CEO of Reconciliation Australia, Justin Mohamed, writes for Mamamia…
Reconciliation Australia’s vision is for everyone to wake to a just, equitable and reconciled Australia. Last week after watching and listening to the stories surrounding Adam Goodes unfold, it appeared to me that this goal was well out of our reach. But I was wrong.
As Adam Goodes chose to take himself out of the spotlight, the need to speak out about what had happened, and the ongoing impact that this could have for First Australians grew in urgency.
Unfortunately, I know first-hand what racism is and what it feels like. Last week I listened to Aboriginal and Torres Strait Islander leaders recall stories of the old days, when they and their families were treated as second class citizens. What I thought about the Goodes situation, was part of our history had been drop-kicked into our present. Like many Aboriginal people around the country, I disappointed and spurred into action. Many Aboriginal and Torres Strait Islander people wanted to reach out to Adam, give him a pat on the back and let him know that somehow, we would get through it. But what gave me heart was that we weren’t alone.
People all across the nation wanted to take action and looked for ways to show their support.

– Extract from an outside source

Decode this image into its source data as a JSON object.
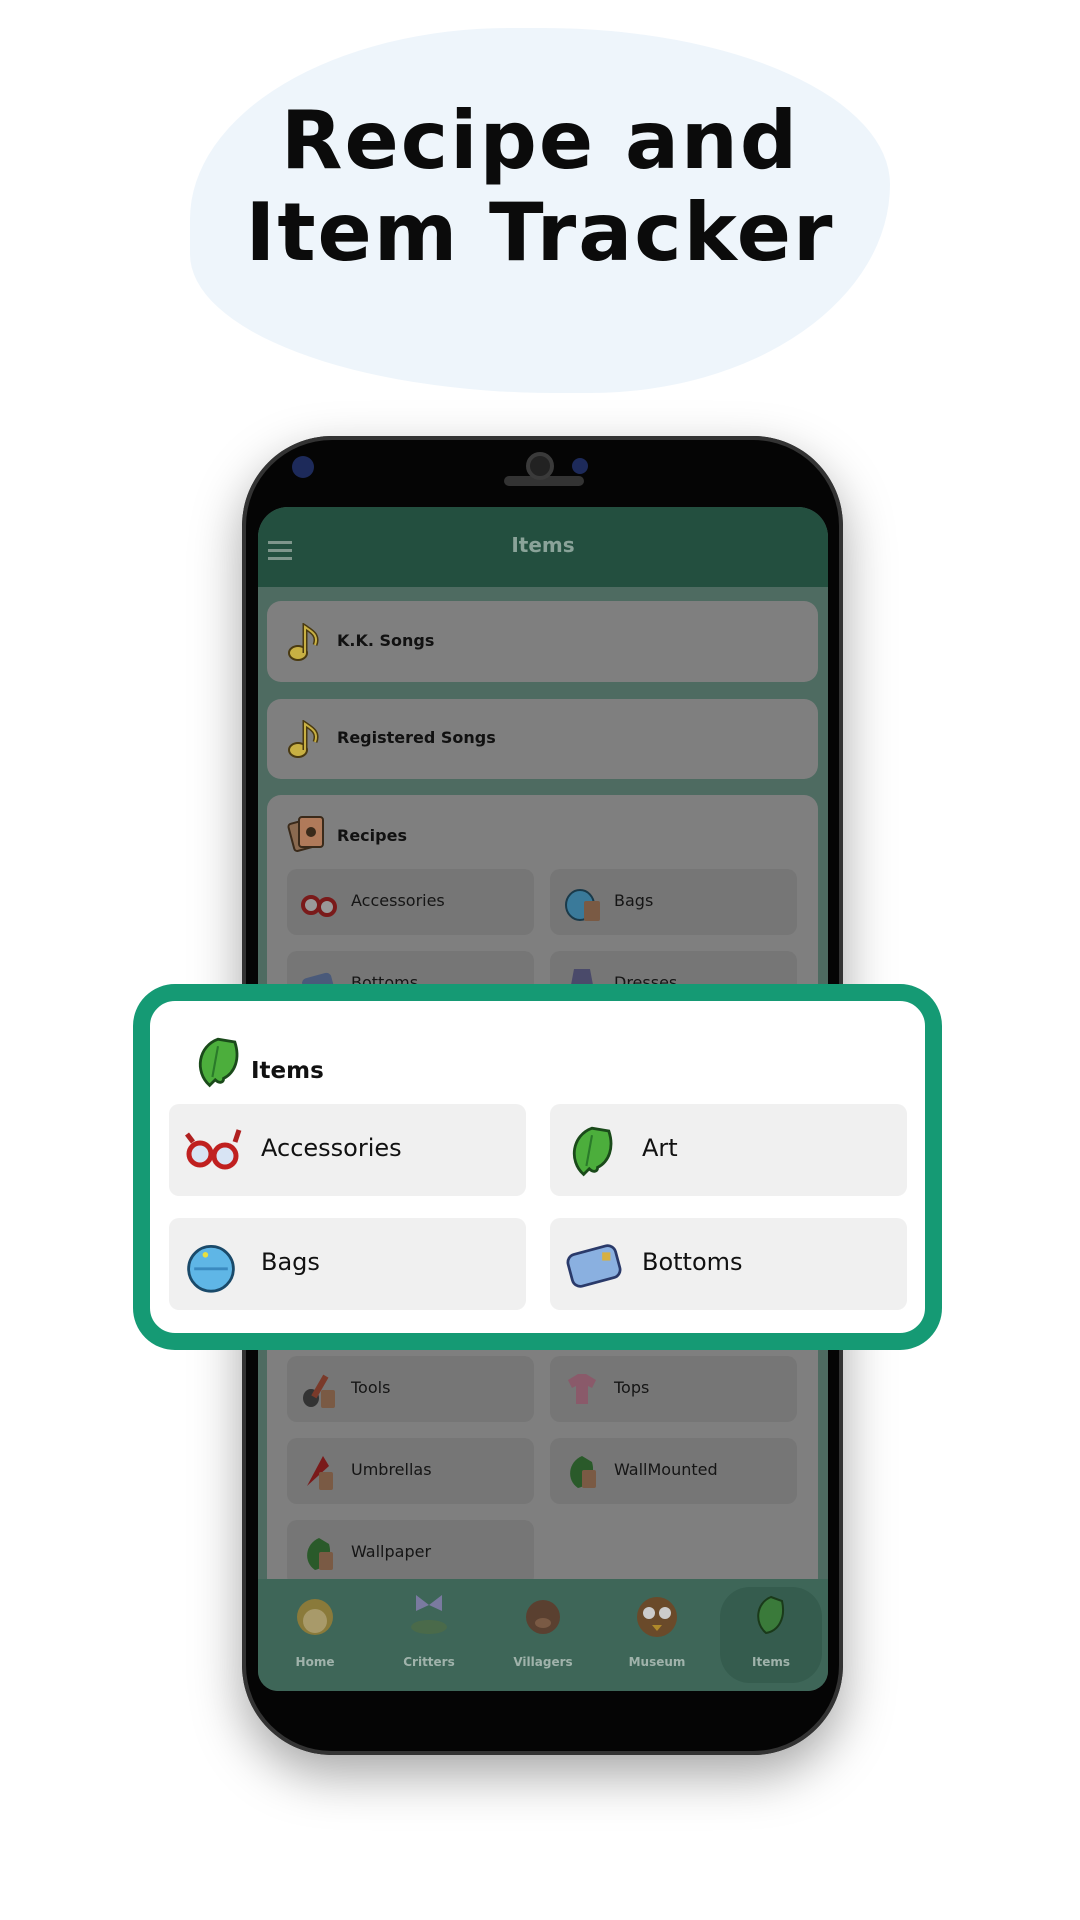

By Wednesday last week, Richmond Football Club had demonstrated its leadership in reconciliation. As a club, they had made the decision to wear their 2015 Indigenous Round guernsey in the clash against Hawthorn. Shortly after this announcement, Western Bulldogs did the same thing. Players, managers and coaches from across the league came out in a strong sign of support for Goodes. Melbourne Demons players taped the three colours of the Aboriginal flag around their forearms – a simple yet very symbolic show of support.
See some of the powerful I Stand With Adam images. (Post continues after gallery.)
Eight AFL clubs have Reconciliation Action Plans (RAPs) and we are proud of the leadership the league has shown towards reconciliation in Australia. RAPs have proven an effective means for all sectors of the Australian community to contribute to reconciliation and the leadership of the AFL in this regard is just one example of the change happening through RAPs across the corporate, government and community sectors.
It wasn’t just the AFL community that responded in support of Adam. People stopped cities with flash mobs, children across the country took out their markers and wrote Goodes’ number 37 on their upper arms and people started conversations about the far reaching issues around the dinner table. Reconciliation Australia also joined with other not for profit organsiations and some of the countries corporate leaders to voice their support for Goodes in a joint statement.
Have you seen the incredible flash mob in Federation Square campaigning for Adam Goodes. (Post continues after video.)
At the annual Garma Festival, hosted by the Yolngu people in North East Arnhem Land, like other attendees, I was surprised and filled with pride to see the Gumatj men and boys to painted up and ready to dance in support of Goodes. They had painted the red and white ‘V’ from the Swans guernsey on their chests and the number 37 on their backs. Social media was flooded with the hashtags #IStandWithAdam and #AFLMANYCOLOURS and Adam Goodes was trending for days.
Last week was a moment when Australians showed what the spirit of reconciliation is. This is what our nation should be proud of. The display of culture, the sharing of knowledge, the respect of our diversity is what we should all be embracing.
To me, this is really what reconciliation is about. It is time, that as a nation, we changed our thinking. An Aboriginal man displaying the oldest continuing culture in the world, that is shared by a nation made up of hundreds of nationalities, should be celebrated. We must call out racism wherever and whenever we see it. What we stay silent on as a nation is the standard we accept. It will only be by calling racism out, by educating people on racism and its effects, that will we be able to truly call ourselves the country of the fair go.
The issues faced by Australians over the past couple of weeks are not simple. I doubt very much that they are over. In fact, I believe this is a conversation we need to continue as a nation. But we can now firmly say that we, all Australians, are in a position, as a community to move beyond the them and us. To come together, share and truly understand our past and celebrate the world’s oldest living culture as our own.
It only when we do this, that we will be able to call ourselves a just, equitable and reconciled Australia.
How do you think we can become an equitable and reconciled Australia?
For more on Adam Goodes, you can read…